● **Task description**
Restating the data exactly is the whole task.

---------- Source data ----------

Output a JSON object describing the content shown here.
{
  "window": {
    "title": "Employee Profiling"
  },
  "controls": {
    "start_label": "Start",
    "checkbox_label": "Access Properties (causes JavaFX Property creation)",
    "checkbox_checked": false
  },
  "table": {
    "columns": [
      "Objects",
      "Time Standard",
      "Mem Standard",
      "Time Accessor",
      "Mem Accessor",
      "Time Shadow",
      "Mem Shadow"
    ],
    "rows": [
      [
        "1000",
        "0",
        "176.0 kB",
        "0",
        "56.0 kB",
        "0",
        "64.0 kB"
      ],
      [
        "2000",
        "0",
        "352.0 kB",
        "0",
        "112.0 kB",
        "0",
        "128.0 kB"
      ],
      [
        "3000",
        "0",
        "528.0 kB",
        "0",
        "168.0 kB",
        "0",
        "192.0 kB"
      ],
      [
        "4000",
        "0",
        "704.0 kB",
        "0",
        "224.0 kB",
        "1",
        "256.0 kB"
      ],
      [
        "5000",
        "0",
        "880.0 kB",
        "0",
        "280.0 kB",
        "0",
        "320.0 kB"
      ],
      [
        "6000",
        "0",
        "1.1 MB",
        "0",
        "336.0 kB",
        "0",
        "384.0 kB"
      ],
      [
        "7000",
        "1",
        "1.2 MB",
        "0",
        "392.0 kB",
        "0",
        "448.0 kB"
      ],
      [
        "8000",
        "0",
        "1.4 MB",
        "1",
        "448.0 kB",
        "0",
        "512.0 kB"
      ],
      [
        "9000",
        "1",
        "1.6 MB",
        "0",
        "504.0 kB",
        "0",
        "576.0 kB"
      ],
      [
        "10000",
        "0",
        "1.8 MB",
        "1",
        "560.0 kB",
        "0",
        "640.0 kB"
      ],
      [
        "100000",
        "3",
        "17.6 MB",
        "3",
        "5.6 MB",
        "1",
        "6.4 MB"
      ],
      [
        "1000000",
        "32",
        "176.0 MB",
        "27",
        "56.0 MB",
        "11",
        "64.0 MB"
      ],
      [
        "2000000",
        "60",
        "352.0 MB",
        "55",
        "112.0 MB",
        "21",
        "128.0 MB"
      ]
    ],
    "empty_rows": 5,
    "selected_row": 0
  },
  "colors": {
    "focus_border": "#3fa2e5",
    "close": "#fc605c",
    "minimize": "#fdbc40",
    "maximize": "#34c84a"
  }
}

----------

● **Solution**
Output a JSON object describing the content shown here.
{
  "window": {
    "title": "Employee Profiling"
  },
  "controls": {
    "start_label": "Start",
    "checkbox_label": "Access Properties (causes JavaFX Property creation)",
    "checkbox_checked": false
  },
  "table": {
    "columns": [
      "Objects",
      "Time Standard",
      "Mem Standard",
      "Time Accessor",
      "Mem Accessor",
      "Time Shadow",
      "Mem Shadow"
    ],
    "rows": [
      [
        "1000",
        "0",
        "176.0 kB",
        "0",
        "56.0 kB",
        "0",
        "64.0 kB"
      ],
      [
        "2000",
        "0",
        "352.0 kB",
        "0",
        "112.0 kB",
        "0",
        "128.0 kB"
      ],
      [
        "3000",
        "0",
        "528.0 kB",
        "0",
        "168.0 kB",
        "0",
        "192.0 kB"
      ],
      [
        "4000",
        "0",
        "704.0 kB",
        "0",
        "224.0 kB",
        "1",
        "256.0 kB"
      ],
      [
        "5000",
        "0",
        "880.0 kB",
        "0",
        "280.0 kB",
        "0",
        "320.0 kB"
      ],
      [
        "6000",
        "0",
        "1.1 MB",
        "0",
        "336.0 kB",
        "0",
        "384.0 kB"
      ],
      [
        "7000",
        "1",
        "1.2 MB",
        "0",
        "392.0 kB",
        "0",
        "448.0 kB"
      ],
      [
        "8000",
        "0",
        "1.4 MB",
        "1",
        "448.0 kB",
        "0",
        "512.0 kB"
      ],
      [
        "9000",
        "1",
        "1.6 MB",
        "0",
        "504.0 kB",
        "0",
        "576.0 kB"
      ],
      [
        "10000",
        "0",
        "1.8 MB",
        "1",
        "560.0 kB",
        "0",
        "640.0 kB"
      ],
      [
        "100000",
        "3",
        "17.6 MB",
        "3",
        "5.6 MB",
        "1",
        "6.4 MB"
      ],
      [
        "1000000",
        "32",
        "176.0 MB",
        "27",
        "56.0 MB",
        "11",
        "64.0 MB"
      ],
      [
        "2000000",
        "60",
        "352.0 MB",
        "55",
        "112.0 MB",
        "21",
        "128.0 MB"
      ]
    ],
    "empty_rows": 5,
    "selected_row": 0
  },
  "colors": {
    "focus_border": "#3fa2e5",
    "close": "#fc605c",
    "minimize": "#fdbc40",
    "maximize": "#34c84a"
  }
}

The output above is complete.